The Court of Arbitration for Sport has delayed until next month its ruling on a challenge filed by South African double Olympic champion Caster Semenya against the IAAF.
A decision in the controversial case had been due next week, but the world's top sport court said it would not issue a verdict "until the end of April" because both sides had filed additional material since the hearing in February.
"No precise date has been set," said a CAS press release.
Semenya is challenging proposals by the International Association of Athletics Federations that aim to restrict female athletes' testosterone levels.
The IAAF is looking to force so-called "hyperandrogenic" athletes or those with "differences of sexual development" (DSD) to seek treatment to lower their testosterone levels below a prescribed amount if they wish to continue competing as women.
The court is set to rule on capping testosterone levels in women athletes at five nanomoles per litre (nmol/L) of blood.
The athletics governing body has argued the moves are necessary to create a "level playing field" for other female athletes.

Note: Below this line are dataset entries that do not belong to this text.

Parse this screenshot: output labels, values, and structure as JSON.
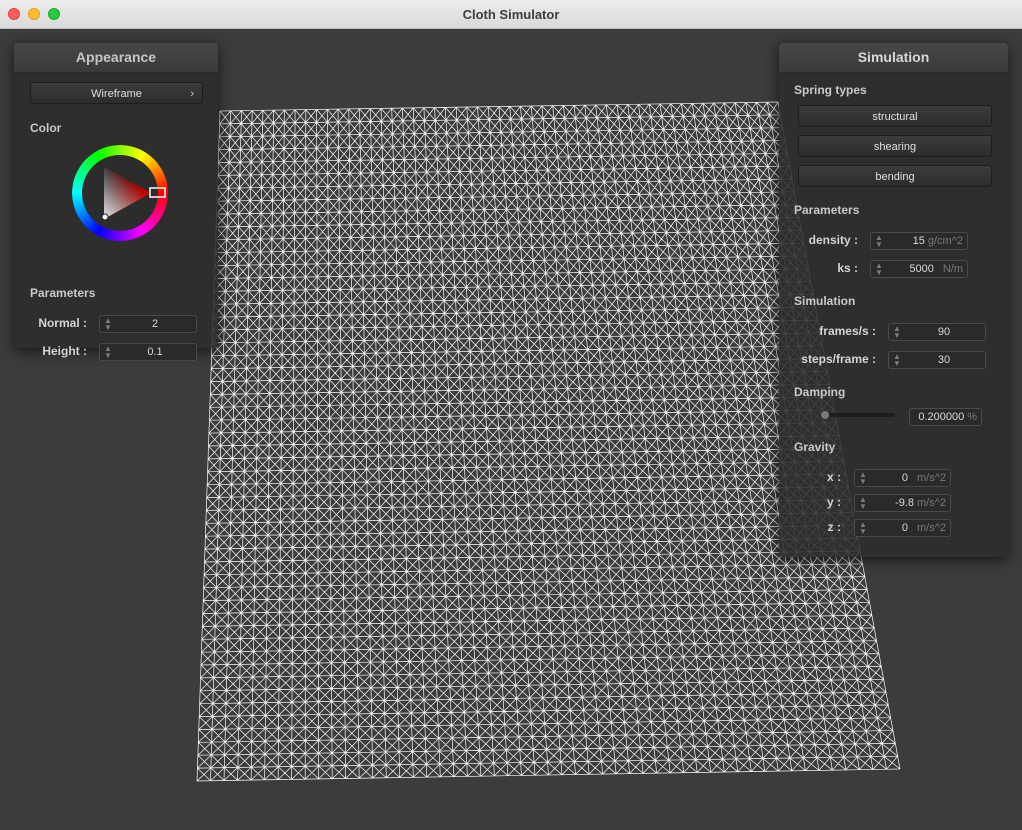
{
  "window": {
    "title": "Cloth Simulator"
  },
  "cloth": {
    "color": "#ffffff",
    "rows": 52,
    "cols": 52
  },
  "appearance": {
    "title": "Appearance",
    "shader_button": "Wireframe",
    "color_label": "Color",
    "color_value": "#ffffff",
    "parameters_label": "Parameters",
    "normal": {
      "label": "Normal :",
      "value": "2"
    },
    "height": {
      "label": "Height :",
      "value": "0.1"
    }
  },
  "simulation": {
    "title": "Simulation",
    "spring_types_label": "Spring types",
    "springs": [
      "structural",
      "shearing",
      "bending"
    ],
    "parameters_label": "Parameters",
    "density": {
      "label": "density :",
      "value": "15",
      "unit": "g/cm^2"
    },
    "ks": {
      "label": "ks :",
      "value": "5000",
      "unit": "N/m"
    },
    "simulation_label": "Simulation",
    "fps": {
      "label": "frames/s :",
      "value": "90"
    },
    "steps": {
      "label": "steps/frame :",
      "value": "30"
    },
    "damping_label": "Damping",
    "damping": {
      "value": "0.200000",
      "unit": "%",
      "fraction": 0.2
    },
    "gravity_label": "Gravity",
    "gravity": {
      "x": {
        "label": "x :",
        "value": "0",
        "unit": "m/s^2"
      },
      "y": {
        "label": "y :",
        "value": "-9.8",
        "unit": "m/s^2"
      },
      "z": {
        "label": "z :",
        "value": "0",
        "unit": "m/s^2"
      }
    }
  }
}
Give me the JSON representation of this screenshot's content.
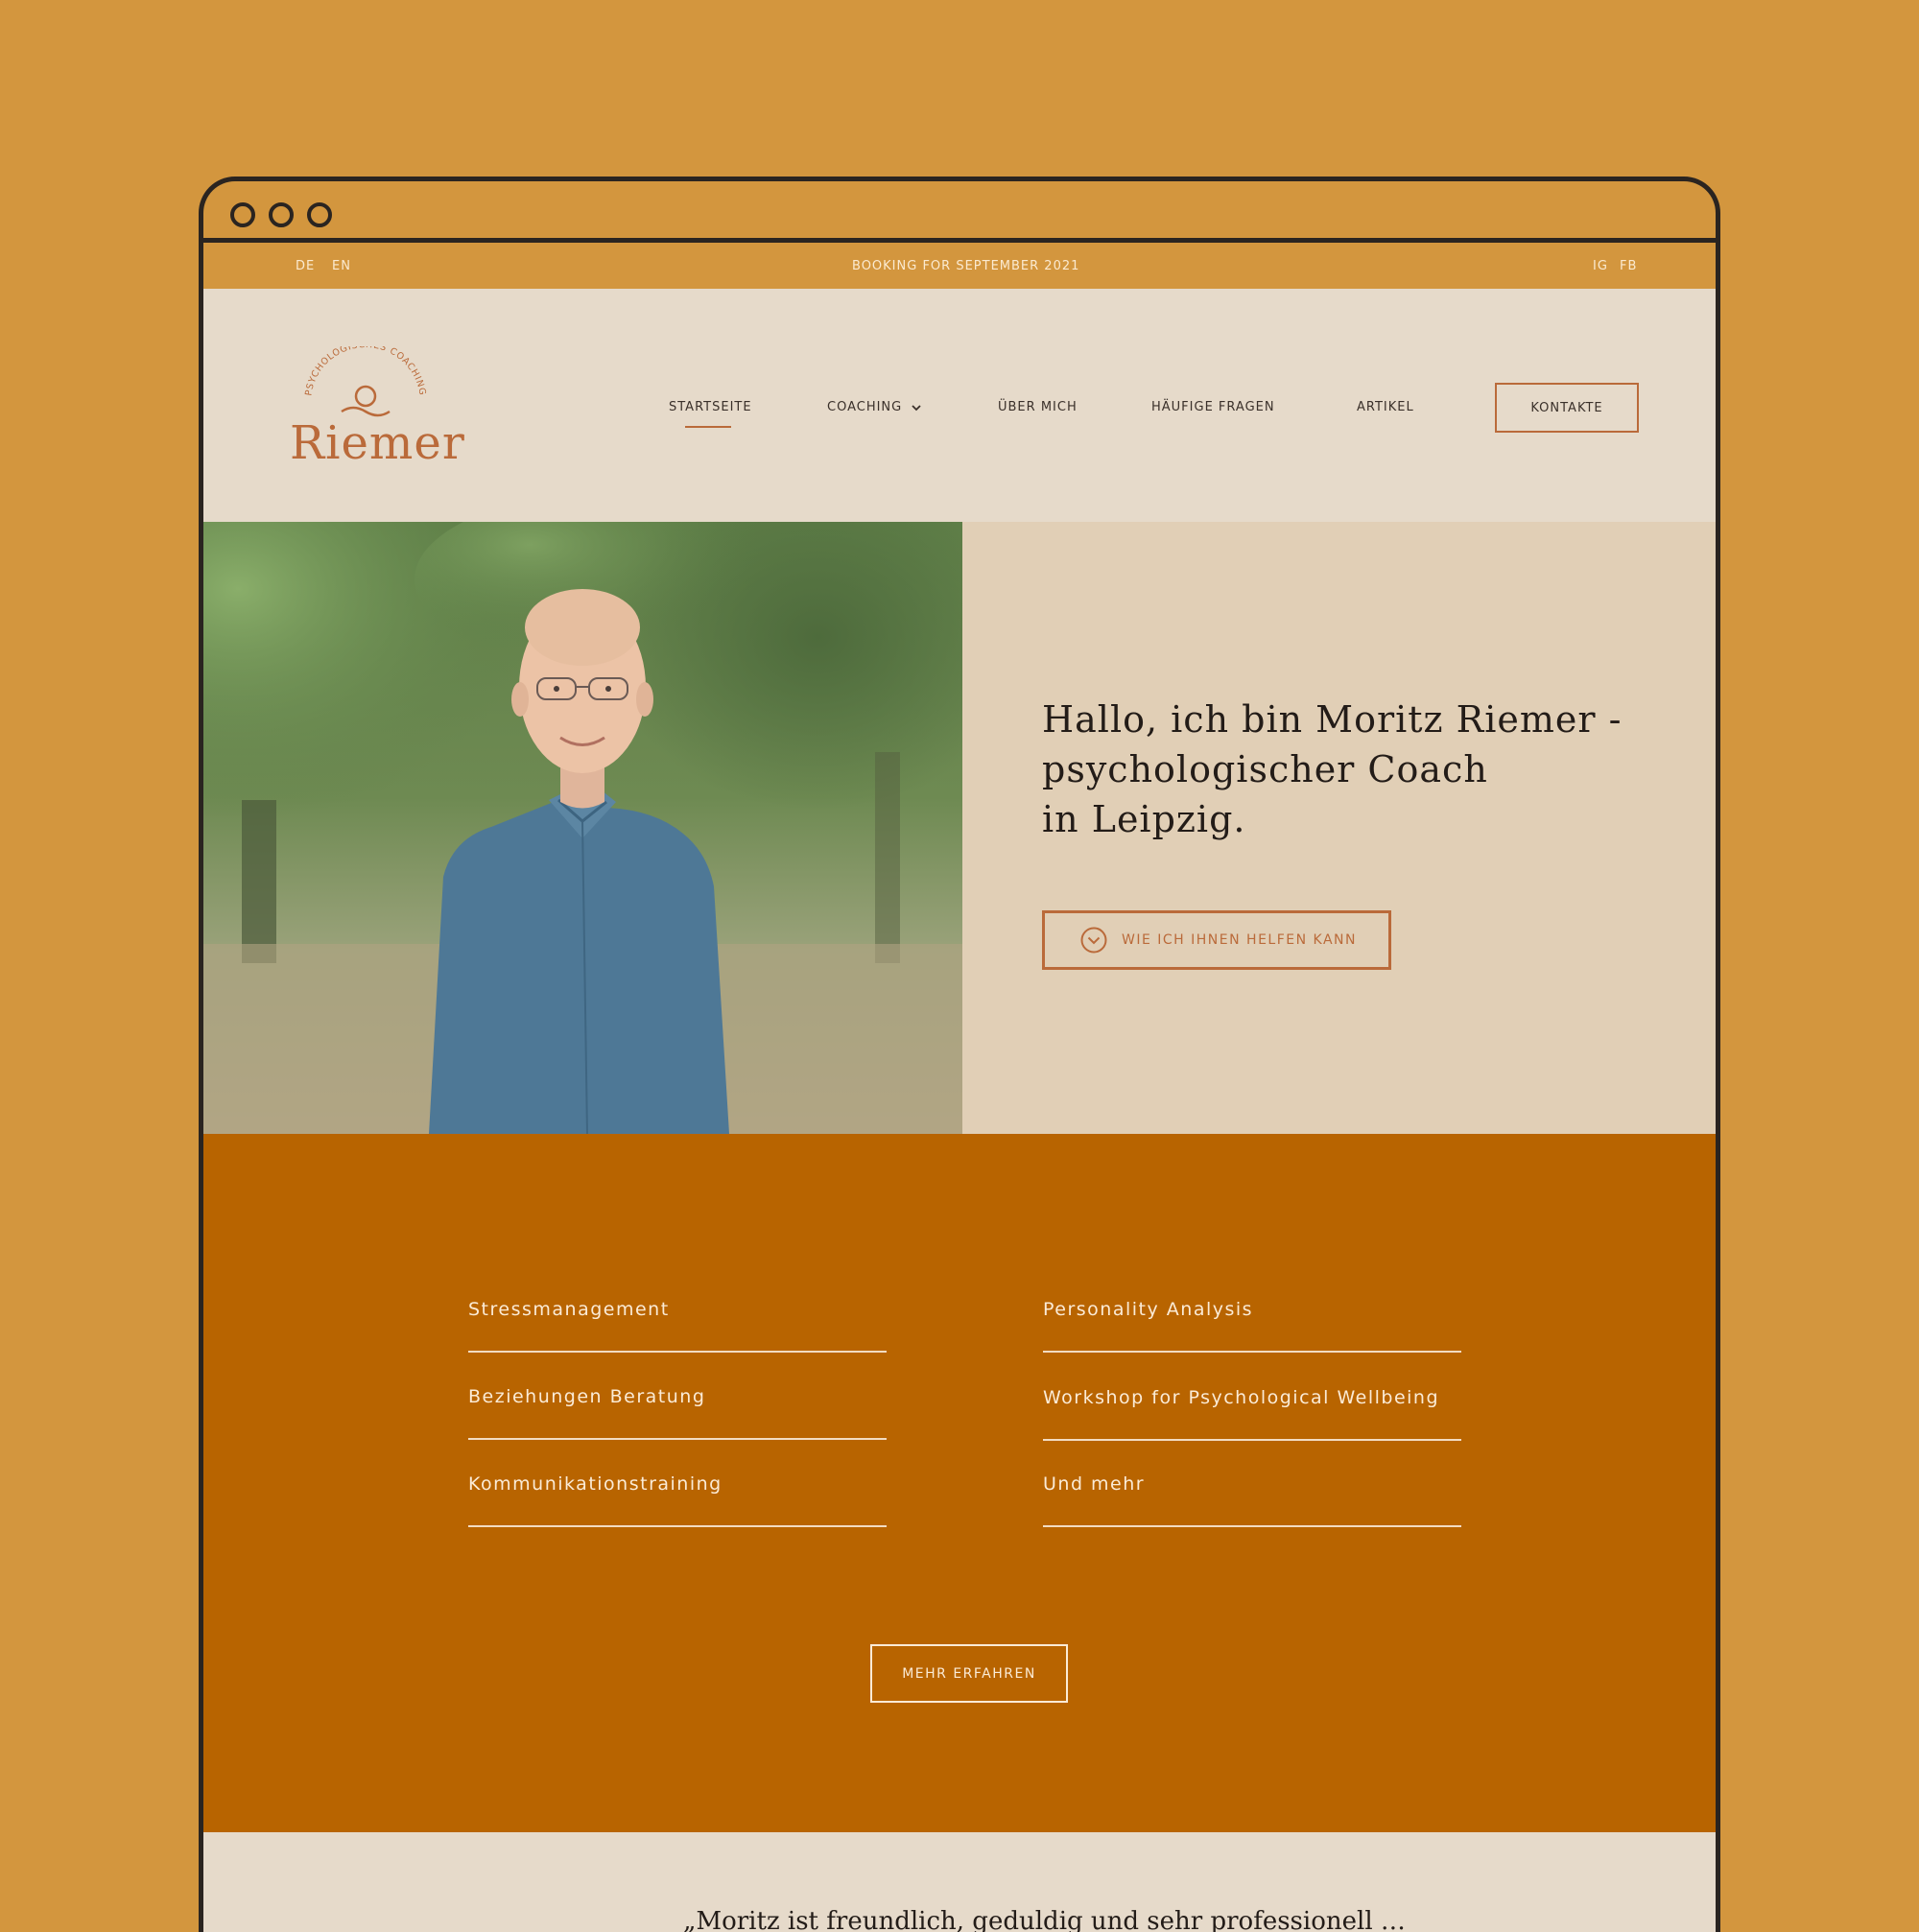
{
  "topbar": {
    "lang_de": "DE",
    "lang_en": "EN",
    "announcement": "BOOKING FOR SEPTEMBER 2021",
    "social_ig": "IG",
    "social_fb": "FB"
  },
  "logo": {
    "tagline": "PSYCHOLOGISCHES COACHING",
    "wordmark": "Riemer"
  },
  "nav": {
    "items": [
      "STARTSEITE",
      "COACHING",
      "ÜBER MICH",
      "HÄUFIGE FRAGEN",
      "ARTIKEL"
    ],
    "cta": "KONTAKTE"
  },
  "hero": {
    "title_line1": "Hallo, ich bin Moritz Riemer -",
    "title_line2": "psychologischer Coach",
    "title_line3": "in Leipzig.",
    "button": "WIE ICH IHNEN HELFEN KANN"
  },
  "services": {
    "left": [
      "Stressmanagement",
      "Beziehungen Beratung",
      "Kommunikationstraining"
    ],
    "right": [
      "Personality Analysis",
      "Workshop for Psychological Wellbeing",
      "Und mehr"
    ],
    "button": "MEHR ERFAHREN"
  },
  "testimonial": {
    "quote_start": "„Moritz ist freundlich, geduldig und sehr professionell …"
  },
  "colors": {
    "background": "#D3963E",
    "cream": "#E6DACA",
    "accent": "#BA6A3A",
    "rust": "#B86400"
  }
}
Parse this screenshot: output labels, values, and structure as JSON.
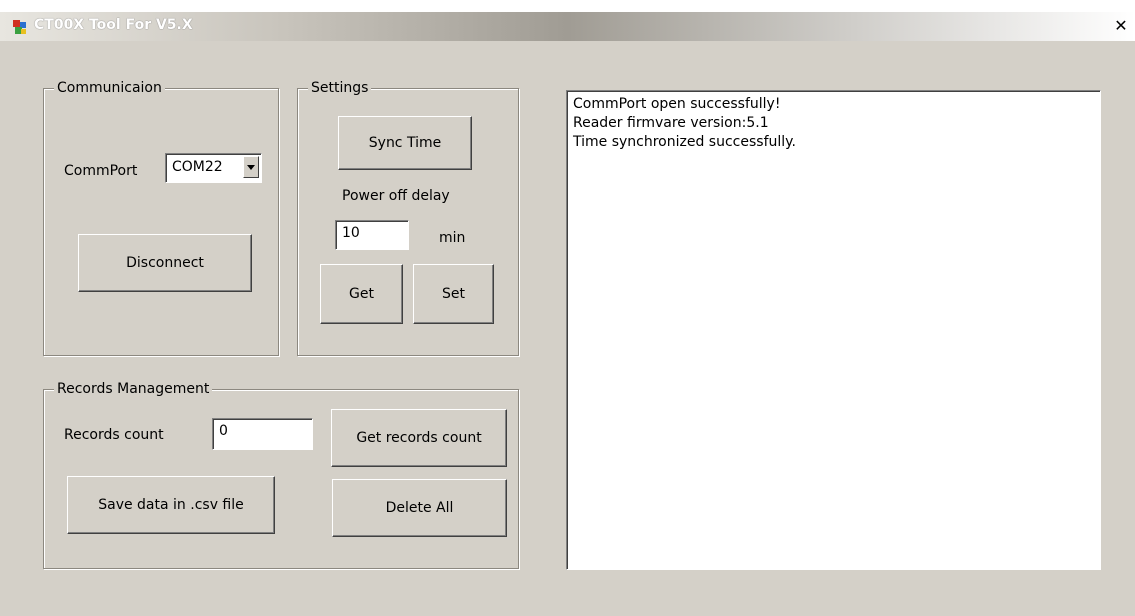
{
  "window": {
    "title": "CT00X Tool  For V5.X",
    "close_glyph": "✕"
  },
  "communication": {
    "legend": "Communicaion",
    "commport_label": "CommPort",
    "commport_value": "COM22",
    "disconnect_label": "Disconnect"
  },
  "settings": {
    "legend": "Settings",
    "sync_time_label": "Sync Time",
    "power_off_label": "Power off delay",
    "power_off_value": "10",
    "unit_label": "min",
    "get_label": "Get",
    "set_label": "Set"
  },
  "records": {
    "legend": "Records Management",
    "count_label": "Records count",
    "count_value": "0",
    "get_count_label": "Get records count",
    "save_csv_label": "Save data in .csv file",
    "delete_all_label": "Delete All"
  },
  "log": {
    "lines": [
      "CommPort open successfully!",
      "Reader firmvare version:5.1",
      "Time synchronized successfully."
    ]
  }
}
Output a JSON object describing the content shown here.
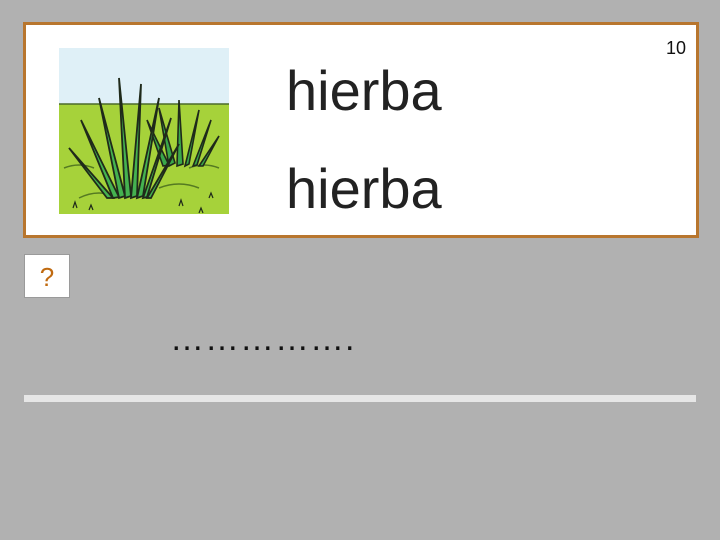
{
  "card": {
    "page_number": "10",
    "word_1": "hierba",
    "word_2": "hierba",
    "image_icon": "grass-illustration",
    "border_color": "#b8762e"
  },
  "prompt": {
    "question_mark": "?",
    "blank_dots": "……………."
  },
  "colors": {
    "background": "#b1b1b1",
    "question_mark": "#c06a10",
    "sky": "#dff0f7",
    "ground": "#a6d23a",
    "grass_dark": "#1f2a1a",
    "grass_green": "#3aa84a"
  }
}
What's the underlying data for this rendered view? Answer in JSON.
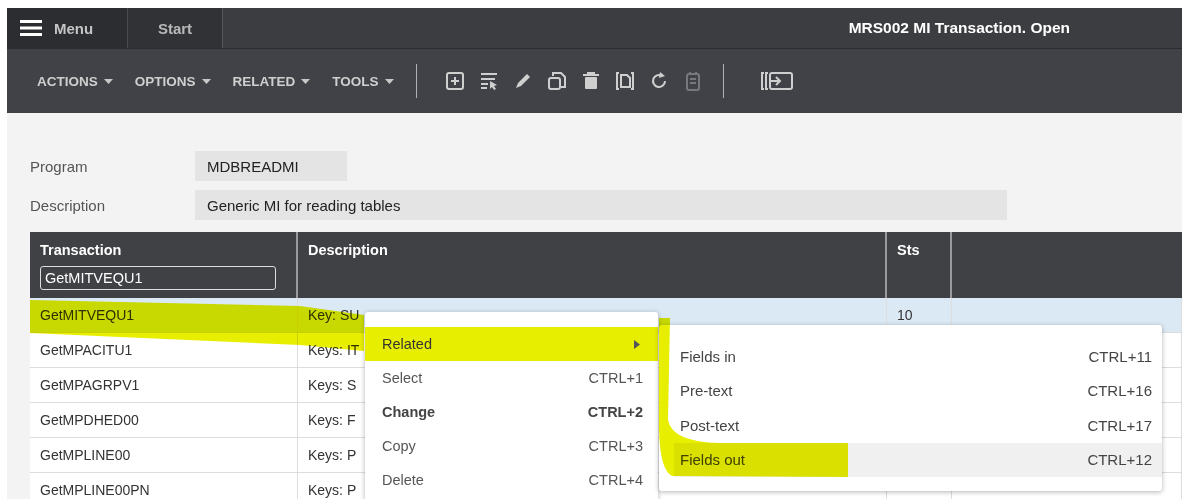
{
  "top_bar": {
    "menu_label": "Menu",
    "tabs": [
      {
        "label": "Start",
        "selected": false
      }
    ],
    "title": "MRS002 MI Transaction. Open"
  },
  "toolbar": {
    "menus": [
      "ACTIONS",
      "OPTIONS",
      "RELATED",
      "TOOLS"
    ],
    "icons": [
      {
        "kind": "add",
        "disabled": false
      },
      {
        "kind": "select",
        "disabled": false
      },
      {
        "kind": "edit",
        "disabled": false
      },
      {
        "kind": "copy",
        "disabled": false
      },
      {
        "kind": "delete",
        "disabled": false
      },
      {
        "kind": "display",
        "disabled": false
      },
      {
        "kind": "refresh",
        "disabled": false
      },
      {
        "kind": "notes",
        "disabled": true
      },
      {
        "kind": "exit",
        "disabled": false
      }
    ]
  },
  "form": [
    {
      "label": "Program",
      "value": "MDBREADMI",
      "kind": "short"
    },
    {
      "label": "Description",
      "value": "Generic MI for reading tables",
      "kind": "long"
    }
  ],
  "table": {
    "columns": [
      "Transaction",
      "Description",
      "Sts"
    ],
    "filter": "GetMITVEQU1",
    "rows": [
      {
        "transaction": "GetMITVEQU1",
        "description": "Key: SU",
        "sts": "10",
        "selected": true
      },
      {
        "transaction": "GetMPACITU1",
        "description": "Keys: IT",
        "selected": false
      },
      {
        "transaction": "GetMPAGRPV1",
        "description": "Keys: S",
        "selected": false
      },
      {
        "transaction": "GetMPDHED00",
        "description": "Keys: F",
        "selected": false
      },
      {
        "transaction": "GetMPLINE00",
        "description": "Keys: P",
        "selected": false
      },
      {
        "transaction": "GetMPLINE00PN",
        "description": "Keys: P",
        "selected": false
      }
    ]
  },
  "context_menu": {
    "items": [
      {
        "label": "Related",
        "submenu": true,
        "default": false,
        "selected": true
      },
      {
        "label": "Select",
        "shortcut": "CTRL+1",
        "submenu": false,
        "default": false,
        "selected": false
      },
      {
        "label": "Change",
        "shortcut": "CTRL+2",
        "submenu": false,
        "default": true,
        "selected": false
      },
      {
        "label": "Copy",
        "shortcut": "CTRL+3",
        "submenu": false,
        "default": false,
        "selected": false
      },
      {
        "label": "Delete",
        "shortcut": "CTRL+4",
        "submenu": false,
        "default": false,
        "selected": false
      }
    ],
    "submenu": [
      {
        "label": "Fields in",
        "shortcut": "CTRL+11",
        "selected": false
      },
      {
        "label": "Pre-text",
        "shortcut": "CTRL+16",
        "selected": false
      },
      {
        "label": "Post-text",
        "shortcut": "CTRL+17",
        "selected": false
      },
      {
        "label": "Fields out",
        "shortcut": "CTRL+12",
        "selected": true
      }
    ]
  }
}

In a statement sent to AFP, the IAAF responded to the delay by saying: "the postponement will not prejudice the athletes concerned."
The IAAF also said it was establishing a "special transitional provision" allowing those who "respect the limit of 5 nmol/L, as of the week following the publication of the decision" to be eligible for the athletics World Championships which start in Doha on September 28.
A wide coalition has rallied behind Semenya's cause, including the government in her native South Africa and rights activists worldwide.
Some scientific experts have argued that barring Semenya from competition due to naturally high testosterone levels would be like excluding basketball players because they are too tall.